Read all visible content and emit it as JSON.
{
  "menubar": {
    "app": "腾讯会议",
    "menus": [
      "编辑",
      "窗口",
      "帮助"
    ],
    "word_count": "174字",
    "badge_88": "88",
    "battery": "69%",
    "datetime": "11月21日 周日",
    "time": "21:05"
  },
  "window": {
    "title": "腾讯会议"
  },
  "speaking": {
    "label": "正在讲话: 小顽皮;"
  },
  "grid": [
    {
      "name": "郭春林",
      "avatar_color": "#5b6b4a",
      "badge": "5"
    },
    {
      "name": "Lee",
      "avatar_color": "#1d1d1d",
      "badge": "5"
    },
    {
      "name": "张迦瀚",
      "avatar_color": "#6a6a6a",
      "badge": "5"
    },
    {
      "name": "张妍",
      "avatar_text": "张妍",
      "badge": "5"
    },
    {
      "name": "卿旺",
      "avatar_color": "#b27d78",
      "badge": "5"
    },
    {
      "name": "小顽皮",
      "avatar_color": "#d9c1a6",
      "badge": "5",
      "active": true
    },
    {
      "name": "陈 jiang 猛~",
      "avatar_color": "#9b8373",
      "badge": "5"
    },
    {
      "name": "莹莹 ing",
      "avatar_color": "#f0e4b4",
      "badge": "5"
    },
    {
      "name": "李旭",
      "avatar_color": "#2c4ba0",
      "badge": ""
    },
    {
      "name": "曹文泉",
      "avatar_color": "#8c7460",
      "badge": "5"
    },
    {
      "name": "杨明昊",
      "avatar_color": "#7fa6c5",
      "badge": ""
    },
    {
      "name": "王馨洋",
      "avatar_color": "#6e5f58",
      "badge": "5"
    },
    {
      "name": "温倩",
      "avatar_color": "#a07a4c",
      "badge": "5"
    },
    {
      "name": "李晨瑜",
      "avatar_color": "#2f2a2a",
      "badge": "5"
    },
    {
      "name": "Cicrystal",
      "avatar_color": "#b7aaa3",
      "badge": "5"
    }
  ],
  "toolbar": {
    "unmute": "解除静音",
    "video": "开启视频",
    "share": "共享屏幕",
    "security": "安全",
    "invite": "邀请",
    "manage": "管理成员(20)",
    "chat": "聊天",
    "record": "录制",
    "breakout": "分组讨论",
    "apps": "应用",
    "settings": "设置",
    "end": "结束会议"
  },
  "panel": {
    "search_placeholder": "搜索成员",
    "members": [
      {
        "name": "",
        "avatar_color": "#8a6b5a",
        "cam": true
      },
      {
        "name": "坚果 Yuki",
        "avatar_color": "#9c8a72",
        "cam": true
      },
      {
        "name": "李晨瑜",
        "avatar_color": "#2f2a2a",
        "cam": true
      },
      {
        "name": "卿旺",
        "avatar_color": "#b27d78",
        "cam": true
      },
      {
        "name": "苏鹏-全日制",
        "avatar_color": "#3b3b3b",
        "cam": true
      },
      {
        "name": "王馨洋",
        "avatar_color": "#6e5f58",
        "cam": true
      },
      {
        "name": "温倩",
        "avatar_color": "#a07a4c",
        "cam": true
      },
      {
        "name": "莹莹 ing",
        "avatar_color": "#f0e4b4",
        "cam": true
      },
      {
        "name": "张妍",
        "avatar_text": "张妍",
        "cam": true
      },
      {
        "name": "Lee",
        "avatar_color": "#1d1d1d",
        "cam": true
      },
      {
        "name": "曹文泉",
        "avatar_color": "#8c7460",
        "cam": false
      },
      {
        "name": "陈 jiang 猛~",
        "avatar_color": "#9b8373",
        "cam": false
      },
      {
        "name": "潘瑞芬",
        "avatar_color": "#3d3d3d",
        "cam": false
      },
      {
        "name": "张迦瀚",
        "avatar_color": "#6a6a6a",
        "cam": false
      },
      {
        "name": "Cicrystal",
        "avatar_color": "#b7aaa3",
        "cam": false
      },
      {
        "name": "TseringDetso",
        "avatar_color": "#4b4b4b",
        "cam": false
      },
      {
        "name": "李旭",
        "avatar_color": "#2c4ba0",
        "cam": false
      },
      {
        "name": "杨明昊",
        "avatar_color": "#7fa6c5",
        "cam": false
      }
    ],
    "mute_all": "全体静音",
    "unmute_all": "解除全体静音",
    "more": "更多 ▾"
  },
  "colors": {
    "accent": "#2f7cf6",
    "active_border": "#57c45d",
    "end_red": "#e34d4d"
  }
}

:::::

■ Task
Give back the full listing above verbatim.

■ Exercise solution
Read all visible content and emit it as JSON.
{
  "menubar": {
    "app": "腾讯会议",
    "menus": [
      "编辑",
      "窗口",
      "帮助"
    ],
    "word_count": "174字",
    "badge_88": "88",
    "battery": "69%",
    "datetime": "11月21日 周日",
    "time": "21:05"
  },
  "window": {
    "title": "腾讯会议"
  },
  "speaking": {
    "label": "正在讲话: 小顽皮;"
  },
  "grid": [
    {
      "name": "郭春林",
      "avatar_color": "#5b6b4a",
      "badge": "5"
    },
    {
      "name": "Lee",
      "avatar_color": "#1d1d1d",
      "badge": "5"
    },
    {
      "name": "张迦瀚",
      "avatar_color": "#6a6a6a",
      "badge": "5"
    },
    {
      "name": "张妍",
      "avatar_text": "张妍",
      "badge": "5"
    },
    {
      "name": "卿旺",
      "avatar_color": "#b27d78",
      "badge": "5"
    },
    {
      "name": "小顽皮",
      "avatar_color": "#d9c1a6",
      "badge": "5",
      "active": true
    },
    {
      "name": "陈 jiang 猛~",
      "avatar_color": "#9b8373",
      "badge": "5"
    },
    {
      "name": "莹莹 ing",
      "avatar_color": "#f0e4b4",
      "badge": "5"
    },
    {
      "name": "李旭",
      "avatar_color": "#2c4ba0",
      "badge": ""
    },
    {
      "name": "曹文泉",
      "avatar_color": "#8c7460",
      "badge": "5"
    },
    {
      "name": "杨明昊",
      "avatar_color": "#7fa6c5",
      "badge": ""
    },
    {
      "name": "王馨洋",
      "avatar_color": "#6e5f58",
      "badge": "5"
    },
    {
      "name": "温倩",
      "avatar_color": "#a07a4c",
      "badge": "5"
    },
    {
      "name": "李晨瑜",
      "avatar_color": "#2f2a2a",
      "badge": "5"
    },
    {
      "name": "Cicrystal",
      "avatar_color": "#b7aaa3",
      "badge": "5"
    }
  ],
  "toolbar": {
    "unmute": "解除静音",
    "video": "开启视频",
    "share": "共享屏幕",
    "security": "安全",
    "invite": "邀请",
    "manage": "管理成员(20)",
    "chat": "聊天",
    "record": "录制",
    "breakout": "分组讨论",
    "apps": "应用",
    "settings": "设置",
    "end": "结束会议"
  },
  "panel": {
    "search_placeholder": "搜索成员",
    "members": [
      {
        "name": "",
        "avatar_color": "#8a6b5a",
        "cam": true
      },
      {
        "name": "坚果 Yuki",
        "avatar_color": "#9c8a72",
        "cam": true
      },
      {
        "name": "李晨瑜",
        "avatar_color": "#2f2a2a",
        "cam": true
      },
      {
        "name": "卿旺",
        "avatar_color": "#b27d78",
        "cam": true
      },
      {
        "name": "苏鹏-全日制",
        "avatar_color": "#3b3b3b",
        "cam": true
      },
      {
        "name": "王馨洋",
        "avatar_color": "#6e5f58",
        "cam": true
      },
      {
        "name": "温倩",
        "avatar_color": "#a07a4c",
        "cam": true
      },
      {
        "name": "莹莹 ing",
        "avatar_color": "#f0e4b4",
        "cam": true
      },
      {
        "name": "张妍",
        "avatar_text": "张妍",
        "cam": true
      },
      {
        "name": "Lee",
        "avatar_color": "#1d1d1d",
        "cam": true
      },
      {
        "name": "曹文泉",
        "avatar_color": "#8c7460",
        "cam": false
      },
      {
        "name": "陈 jiang 猛~",
        "avatar_color": "#9b8373",
        "cam": false
      },
      {
        "name": "潘瑞芬",
        "avatar_color": "#3d3d3d",
        "cam": false
      },
      {
        "name": "张迦瀚",
        "avatar_color": "#6a6a6a",
        "cam": false
      },
      {
        "name": "Cicrystal",
        "avatar_color": "#b7aaa3",
        "cam": false
      },
      {
        "name": "TseringDetso",
        "avatar_color": "#4b4b4b",
        "cam": false
      },
      {
        "name": "李旭",
        "avatar_color": "#2c4ba0",
        "cam": false
      },
      {
        "name": "杨明昊",
        "avatar_color": "#7fa6c5",
        "cam": false
      }
    ],
    "mute_all": "全体静音",
    "unmute_all": "解除全体静音",
    "more": "更多 ▾"
  },
  "colors": {
    "accent": "#2f7cf6",
    "active_border": "#57c45d",
    "end_red": "#e34d4d"
  }
}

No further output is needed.